“Unite with the secondary enemy and together we fight against the main enemy” is one of the key political statements of former Chinese leader Mao Zedong. Its essence is to divide and conquer, a strategy that has been used to tackle the Hong Kong protests from the very beginning.
The Beijing and Hong Kong governments initially labeled the protesters “a handful of rioters,” criticizing them for undermining Hong Kong’s stability and economy in an attempt to drive a wedge between the protesters and the rest of society. At the same time, through violent suppression, creating fear, social unrest, and interrupting public transportation, the authorities try to intensify the misunderstanding of and hostility toward the protesters.
To put it simply, the CCP wielded a large knife in one hand and distributed candy with the other to divide the citizens of Hong Kong. When the goal of splitting Hong Kong society is achieved, the CCP will play the role of a kindhearted peacemaker.

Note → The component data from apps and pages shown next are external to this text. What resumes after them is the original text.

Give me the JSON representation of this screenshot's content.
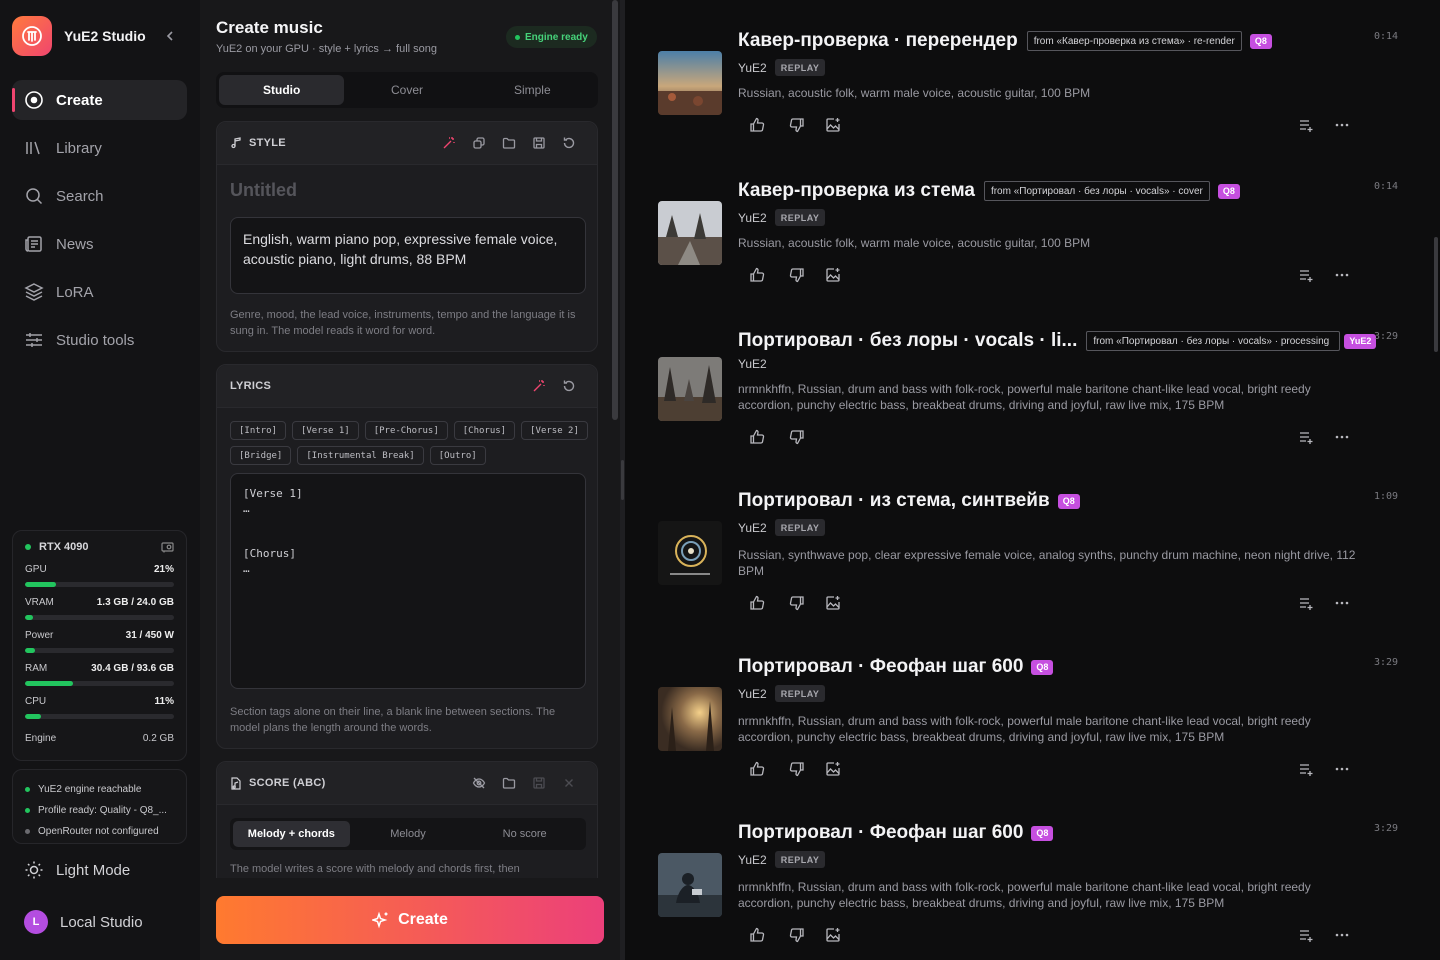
{
  "sidebar": {
    "brand": "YuE2 Studio",
    "nav": [
      {
        "label": "Create",
        "icon": "create-icon",
        "active": true
      },
      {
        "label": "Library",
        "icon": "library-icon"
      },
      {
        "label": "Search",
        "icon": "search-icon"
      },
      {
        "label": "News",
        "icon": "news-icon"
      },
      {
        "label": "LoRA",
        "icon": "layers-icon"
      },
      {
        "label": "Studio tools",
        "icon": "sliders-icon"
      }
    ],
    "hardware": {
      "name": "RTX 4090",
      "metrics": [
        {
          "label": "GPU",
          "value": "21%",
          "fraction": 0.21
        },
        {
          "label": "VRAM",
          "value": "1.3 GB / 24.0 GB",
          "fraction": 0.054
        },
        {
          "label": "Power",
          "value": "31 / 450 W",
          "fraction": 0.069
        },
        {
          "label": "RAM",
          "value": "30.4 GB / 93.6 GB",
          "fraction": 0.325
        },
        {
          "label": "CPU",
          "value": "11%",
          "fraction": 0.11
        }
      ],
      "engine_label": "Engine",
      "engine_value": "0.2 GB"
    },
    "status": [
      {
        "text": "YuE2 engine reachable",
        "ok": true
      },
      {
        "text": "Profile ready: Quality - Q8_...",
        "ok": true
      },
      {
        "text": "OpenRouter not configured",
        "ok": false
      }
    ],
    "light_mode": "Light Mode",
    "account_initial": "L",
    "account_name": "Local Studio"
  },
  "panel": {
    "title": "Create music",
    "subtitle": "YuE2 on your GPU · style + lyrics → full song",
    "engine_badge": "Engine ready",
    "tabs": [
      "Studio",
      "Cover",
      "Simple"
    ],
    "style": {
      "header": "STYLE",
      "title_placeholder": "Untitled",
      "text": "English, warm piano pop, expressive female voice, acoustic piano, light drums, 88 BPM",
      "hint": "Genre, mood, the lead voice, instruments, tempo and the language it is sung in. The model reads it word for word."
    },
    "lyrics": {
      "header": "LYRICS",
      "tags_row1": [
        "[Intro]",
        "[Verse 1]",
        "[Pre-Chorus]",
        "[Chorus]",
        "[Verse 2]"
      ],
      "tags_row2": [
        "[Bridge]",
        "[Instrumental Break]",
        "[Outro]"
      ],
      "text": "[Verse 1]\n…\n\n\n[Chorus]\n…",
      "hint": "Section tags alone on their line, a blank line between sections. The model plans the length around the words."
    },
    "score": {
      "header": "SCORE (ABC)",
      "options": [
        "Melody + chords",
        "Melody",
        "No score"
      ],
      "hint": "The model writes a score with melody and chords first, then"
    },
    "create_label": "Create"
  },
  "songs": [
    {
      "title": "Кавер-проверка · перерендер",
      "from": "from «Кавер-проверка из стема» · re-render",
      "badge": "Q8",
      "duration": "0:14",
      "model": "YuE2",
      "replay": "REPLAY",
      "desc": "Russian, acoustic folk, warm male voice, acoustic guitar, 100 BPM",
      "cover_art": true
    },
    {
      "title": "Кавер-проверка из стема",
      "from": "from «Портировал · без лоры · vocals» · cover",
      "badge": "Q8",
      "duration": "0:14",
      "model": "YuE2",
      "replay": "REPLAY",
      "desc": "Russian, acoustic folk, warm male voice, acoustic guitar, 100 BPM",
      "cover_art": true
    },
    {
      "title": "Портировал · без лоры · vocals · li...",
      "from": "from «Портировал · без лоры · vocals» · processing",
      "badge": "YuE2",
      "duration": "3:29",
      "model": "YuE2",
      "replay": "",
      "desc": "nrmnkhffn, Russian, drum and bass with folk-rock, powerful male baritone chant-like lead vocal, bright reedy accordion, punchy electric bass, breakbeat drums, driving and joyful, raw live mix, 175 BPM",
      "cover_art": false
    },
    {
      "title": "Портировал · из стема, синтвейв",
      "from": "",
      "badge": "Q8",
      "duration": "1:09",
      "model": "YuE2",
      "replay": "REPLAY",
      "desc": "Russian, synthwave pop, clear expressive female voice, analog synths, punchy drum machine, neon night drive, 112 BPM",
      "cover_art": true
    },
    {
      "title": "Портировал · Феофан шаг 600",
      "from": "",
      "badge": "Q8",
      "duration": "3:29",
      "model": "YuE2",
      "replay": "REPLAY",
      "desc": "nrmnkhffn, Russian, drum and bass with folk-rock, powerful male baritone chant-like lead vocal, bright reedy accordion, punchy electric bass, breakbeat drums, driving and joyful, raw live mix, 175 BPM",
      "cover_art": true
    },
    {
      "title": "Портировал · Феофан шаг 600",
      "from": "",
      "badge": "Q8",
      "duration": "3:29",
      "model": "YuE2",
      "replay": "REPLAY",
      "desc": "nrmnkhffn, Russian, drum and bass with folk-rock, powerful male baritone chant-like lead vocal, bright reedy accordion, punchy electric bass, breakbeat drums, driving and joyful, raw live mix, 175 BPM",
      "cover_art": true
    }
  ],
  "colors": {
    "accent": "#f0456f",
    "ok": "#22c55e",
    "badge": "#c64fe0",
    "create_from": "#ff7a2f",
    "create_to": "#ec407a"
  }
}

The CCP has used this strategy repeatedly in mainland China with much success. As a result, although the CCP itself is the root cause of numerous social problems in China, many Chinese people who lack the ability to think clearly and are afraid of social unrest, choose to believe that the CCP is a problem solver, and hate those fellow Chinese citizens who are victims of injustice yet labeled as troublemakers.
To summarize, the CCP launched comprehensive unrestricted warfare against the Hong Kong people by militarizing and weaponizing all aspects of politics, economy, media, law, and public transportation. Although we haven’t seen a single invader wearing a military uniform, it is nonetheless a war in the true sense.

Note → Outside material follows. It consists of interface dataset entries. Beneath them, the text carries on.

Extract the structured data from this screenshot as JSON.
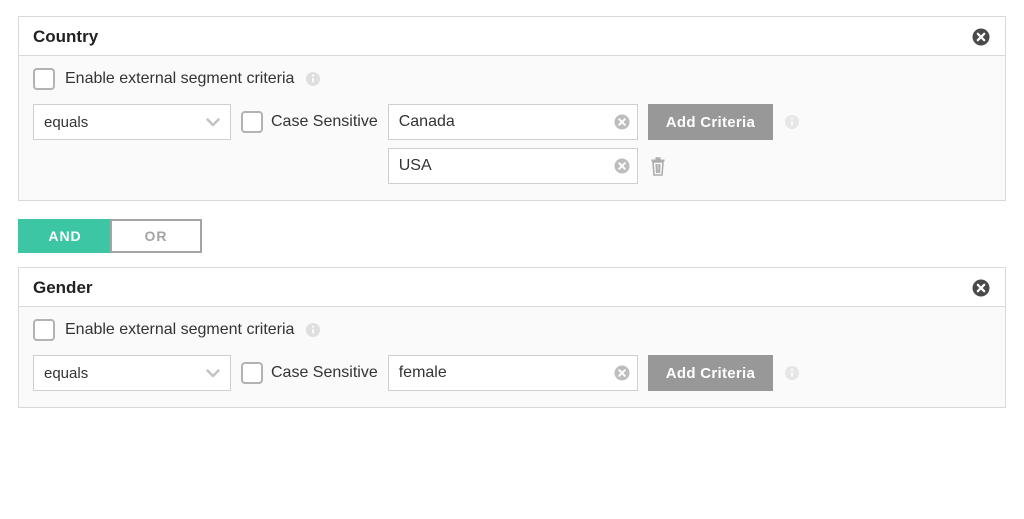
{
  "filters": [
    {
      "title": "Country",
      "enable_label": "Enable external segment criteria",
      "enable_checked": false,
      "operator": "equals",
      "case_sensitive_label": "Case Sensitive",
      "case_sensitive_checked": false,
      "values": [
        "Canada",
        "USA"
      ],
      "add_label": "Add Criteria"
    },
    {
      "title": "Gender",
      "enable_label": "Enable external segment criteria",
      "enable_checked": false,
      "operator": "equals",
      "case_sensitive_label": "Case Sensitive",
      "case_sensitive_checked": false,
      "values": [
        "female"
      ],
      "add_label": "Add Criteria"
    }
  ],
  "connector": {
    "and_label": "AND",
    "or_label": "OR",
    "active": "and"
  }
}
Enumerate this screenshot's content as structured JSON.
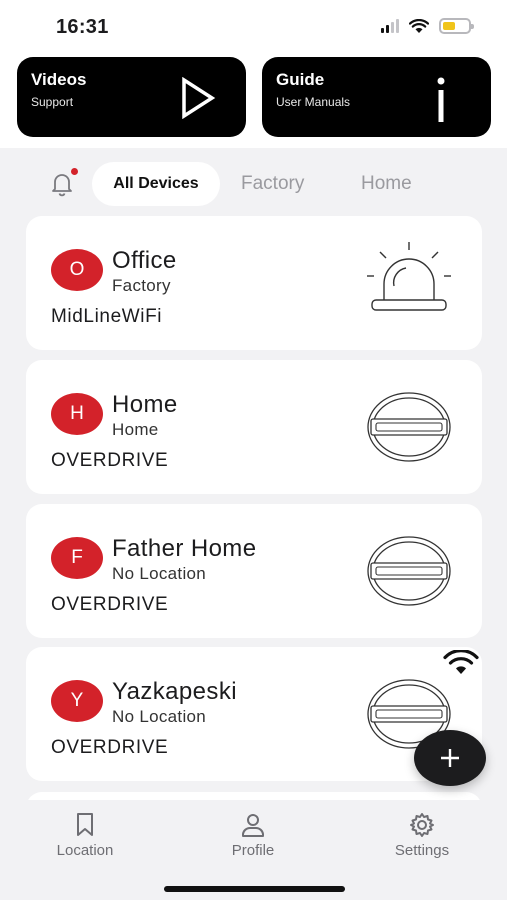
{
  "status_bar": {
    "time": "16:31"
  },
  "promos": [
    {
      "title": "Videos",
      "subtitle": "Support",
      "icon": "play-icon"
    },
    {
      "title": "Guide",
      "subtitle": "User Manuals",
      "icon": "info-icon"
    }
  ],
  "filters": {
    "notification_icon": "bell-icon",
    "tabs": [
      {
        "label": "All Devices",
        "active": true
      },
      {
        "label": "Factory",
        "active": false
      },
      {
        "label": "Home",
        "active": false
      }
    ]
  },
  "devices": [
    {
      "initial": "O",
      "name": "Office",
      "location": "Factory",
      "type": "MidLineWiFi",
      "icon": "siren-light-icon"
    },
    {
      "initial": "H",
      "name": "Home",
      "location": "Home",
      "type": "OVERDRIVE",
      "icon": "overdrive-device-icon"
    },
    {
      "initial": "F",
      "name": "Father Home",
      "location": "No Location",
      "type": "OVERDRIVE",
      "icon": "overdrive-device-icon"
    },
    {
      "initial": "Y",
      "name": "Yazkapeski",
      "location": "No Location",
      "type": "OVERDRIVE",
      "icon": "overdrive-device-icon"
    }
  ],
  "tab_bar": {
    "items": [
      {
        "label": "Location",
        "icon": "bookmark-icon"
      },
      {
        "label": "Profile",
        "icon": "person-icon"
      },
      {
        "label": "Settings",
        "icon": "gear-icon"
      }
    ]
  },
  "colors": {
    "accent": "#d3222a",
    "dark": "#000000",
    "background": "#f2f2f4"
  }
}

Their approach tells us that in the eyes of the CCP, the biggest enemy is the people. The CCP slogan “Serving the People,” which it advocates day and night, is just a propaganda tool and a means of psychological warfare.
Remember, when the CCP flaunts anything, it is usually what the CCP itself is lacking. For example, when the CCP touts a “harmonious society,” it means Chinese society is not harmonious; when the CCP emphasizes “people,” it means the CCP does not care about the people.
Therefore, we sincerely hope that the Hong Kong people will pay attention to their safety in the following weeks. We also call on supporters from other countries to pay close attention to the situation in Hong Kong and help Hongkongers spread the truth about their fight and the facts about police brutality, so that the world can continue to hear the Hong Kong people’s voice and know about the CCP evildoings in Hong Kong.
Views expressed in this article are the opinions of the author and do not necessarily reflect the views of The Epoch Times.